» **Instructions to follow**
Retype the entries exactly. Include every line.

» **Data for this task**
########

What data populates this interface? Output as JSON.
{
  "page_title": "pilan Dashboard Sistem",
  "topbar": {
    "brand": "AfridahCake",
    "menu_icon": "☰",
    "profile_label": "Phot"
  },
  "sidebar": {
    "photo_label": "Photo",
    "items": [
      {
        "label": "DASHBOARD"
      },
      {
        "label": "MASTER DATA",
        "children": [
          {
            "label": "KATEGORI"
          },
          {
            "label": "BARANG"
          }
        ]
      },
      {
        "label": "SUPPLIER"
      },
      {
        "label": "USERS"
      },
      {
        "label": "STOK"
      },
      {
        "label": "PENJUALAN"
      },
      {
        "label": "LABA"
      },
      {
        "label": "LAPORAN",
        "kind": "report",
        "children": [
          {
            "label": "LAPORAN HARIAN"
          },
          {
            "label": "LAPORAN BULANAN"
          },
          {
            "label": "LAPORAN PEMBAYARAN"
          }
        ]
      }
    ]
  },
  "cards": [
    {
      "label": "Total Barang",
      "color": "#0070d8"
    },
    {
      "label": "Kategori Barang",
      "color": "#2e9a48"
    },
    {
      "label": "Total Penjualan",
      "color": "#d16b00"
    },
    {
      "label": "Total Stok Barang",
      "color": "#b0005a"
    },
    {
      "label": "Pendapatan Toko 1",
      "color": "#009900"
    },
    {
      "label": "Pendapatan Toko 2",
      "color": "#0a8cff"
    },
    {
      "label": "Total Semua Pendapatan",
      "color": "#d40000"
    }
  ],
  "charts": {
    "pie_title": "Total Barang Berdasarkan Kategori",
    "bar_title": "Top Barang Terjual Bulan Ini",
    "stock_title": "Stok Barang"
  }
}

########

» **Response to the exercise**
What data populates this interface? Output as JSON.
{
  "page_title": "pilan Dashboard Sistem",
  "topbar": {
    "brand": "AfridahCake",
    "menu_icon": "☰",
    "profile_label": "Phot"
  },
  "sidebar": {
    "photo_label": "Photo",
    "items": [
      {
        "label": "DASHBOARD"
      },
      {
        "label": "MASTER DATA",
        "children": [
          {
            "label": "KATEGORI"
          },
          {
            "label": "BARANG"
          }
        ]
      },
      {
        "label": "SUPPLIER"
      },
      {
        "label": "USERS"
      },
      {
        "label": "STOK"
      },
      {
        "label": "PENJUALAN"
      },
      {
        "label": "LABA"
      },
      {
        "label": "LAPORAN",
        "kind": "report",
        "children": [
          {
            "label": "LAPORAN HARIAN"
          },
          {
            "label": "LAPORAN BULANAN"
          },
          {
            "label": "LAPORAN PEMBAYARAN"
          }
        ]
      }
    ]
  },
  "cards": [
    {
      "label": "Total Barang",
      "color": "#0070d8"
    },
    {
      "label": "Kategori Barang",
      "color": "#2e9a48"
    },
    {
      "label": "Total Penjualan",
      "color": "#d16b00"
    },
    {
      "label": "Total Stok Barang",
      "color": "#b0005a"
    },
    {
      "label": "Pendapatan Toko 1",
      "color": "#009900"
    },
    {
      "label": "Pendapatan Toko 2",
      "color": "#0a8cff"
    },
    {
      "label": "Total Semua Pendapatan",
      "color": "#d40000"
    }
  ],
  "charts": {
    "pie_title": "Total Barang Berdasarkan Kategori",
    "bar_title": "Top Barang Terjual Bulan Ini",
    "stock_title": "Stok Barang"
  }
}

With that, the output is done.